Items from a data source:
------------------------------------

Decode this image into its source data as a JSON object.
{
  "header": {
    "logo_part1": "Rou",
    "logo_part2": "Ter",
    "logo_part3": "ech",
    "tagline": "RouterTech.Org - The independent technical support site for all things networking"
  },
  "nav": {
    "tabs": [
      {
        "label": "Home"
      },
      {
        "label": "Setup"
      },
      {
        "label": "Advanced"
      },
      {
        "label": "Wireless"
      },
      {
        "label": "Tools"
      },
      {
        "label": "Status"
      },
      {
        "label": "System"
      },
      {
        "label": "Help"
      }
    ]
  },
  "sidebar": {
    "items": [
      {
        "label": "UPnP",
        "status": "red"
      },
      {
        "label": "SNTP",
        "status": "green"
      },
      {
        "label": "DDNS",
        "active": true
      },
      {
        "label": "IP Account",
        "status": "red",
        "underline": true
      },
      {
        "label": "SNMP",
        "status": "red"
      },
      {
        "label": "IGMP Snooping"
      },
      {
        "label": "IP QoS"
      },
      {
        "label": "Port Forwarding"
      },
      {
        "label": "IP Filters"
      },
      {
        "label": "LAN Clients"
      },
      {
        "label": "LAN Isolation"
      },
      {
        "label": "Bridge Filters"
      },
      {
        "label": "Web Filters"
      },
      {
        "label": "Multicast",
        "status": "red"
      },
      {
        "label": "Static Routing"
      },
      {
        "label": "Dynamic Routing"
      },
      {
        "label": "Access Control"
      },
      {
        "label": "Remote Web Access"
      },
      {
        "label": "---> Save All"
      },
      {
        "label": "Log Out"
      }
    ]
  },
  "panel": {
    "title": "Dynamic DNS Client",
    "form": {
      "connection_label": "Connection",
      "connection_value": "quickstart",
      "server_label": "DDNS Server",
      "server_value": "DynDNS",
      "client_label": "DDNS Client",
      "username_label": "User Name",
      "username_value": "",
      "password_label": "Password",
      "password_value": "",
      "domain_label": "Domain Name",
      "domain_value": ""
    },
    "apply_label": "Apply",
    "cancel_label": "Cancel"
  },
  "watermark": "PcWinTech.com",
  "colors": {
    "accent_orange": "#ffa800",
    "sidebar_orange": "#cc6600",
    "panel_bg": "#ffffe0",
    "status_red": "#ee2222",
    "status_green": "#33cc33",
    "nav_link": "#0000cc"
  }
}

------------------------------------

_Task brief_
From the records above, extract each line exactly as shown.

_Solution to this exercise_
Decode this image into its source data as a JSON object.
{
  "header": {
    "logo_part1": "Rou",
    "logo_part2": "Ter",
    "logo_part3": "ech",
    "tagline": "RouterTech.Org - The independent technical support site for all things networking"
  },
  "nav": {
    "tabs": [
      {
        "label": "Home"
      },
      {
        "label": "Setup"
      },
      {
        "label": "Advanced"
      },
      {
        "label": "Wireless"
      },
      {
        "label": "Tools"
      },
      {
        "label": "Status"
      },
      {
        "label": "System"
      },
      {
        "label": "Help"
      }
    ]
  },
  "sidebar": {
    "items": [
      {
        "label": "UPnP",
        "status": "red"
      },
      {
        "label": "SNTP",
        "status": "green"
      },
      {
        "label": "DDNS",
        "active": true
      },
      {
        "label": "IP Account",
        "status": "red",
        "underline": true
      },
      {
        "label": "SNMP",
        "status": "red"
      },
      {
        "label": "IGMP Snooping"
      },
      {
        "label": "IP QoS"
      },
      {
        "label": "Port Forwarding"
      },
      {
        "label": "IP Filters"
      },
      {
        "label": "LAN Clients"
      },
      {
        "label": "LAN Isolation"
      },
      {
        "label": "Bridge Filters"
      },
      {
        "label": "Web Filters"
      },
      {
        "label": "Multicast",
        "status": "red"
      },
      {
        "label": "Static Routing"
      },
      {
        "label": "Dynamic Routing"
      },
      {
        "label": "Access Control"
      },
      {
        "label": "Remote Web Access"
      },
      {
        "label": "---> Save All"
      },
      {
        "label": "Log Out"
      }
    ]
  },
  "panel": {
    "title": "Dynamic DNS Client",
    "form": {
      "connection_label": "Connection",
      "connection_value": "quickstart",
      "server_label": "DDNS Server",
      "server_value": "DynDNS",
      "client_label": "DDNS Client",
      "username_label": "User Name",
      "username_value": "",
      "password_label": "Password",
      "password_value": "",
      "domain_label": "Domain Name",
      "domain_value": ""
    },
    "apply_label": "Apply",
    "cancel_label": "Cancel"
  },
  "watermark": "PcWinTech.com",
  "colors": {
    "accent_orange": "#ffa800",
    "sidebar_orange": "#cc6600",
    "panel_bg": "#ffffe0",
    "status_red": "#ee2222",
    "status_green": "#33cc33",
    "nav_link": "#0000cc"
  }
}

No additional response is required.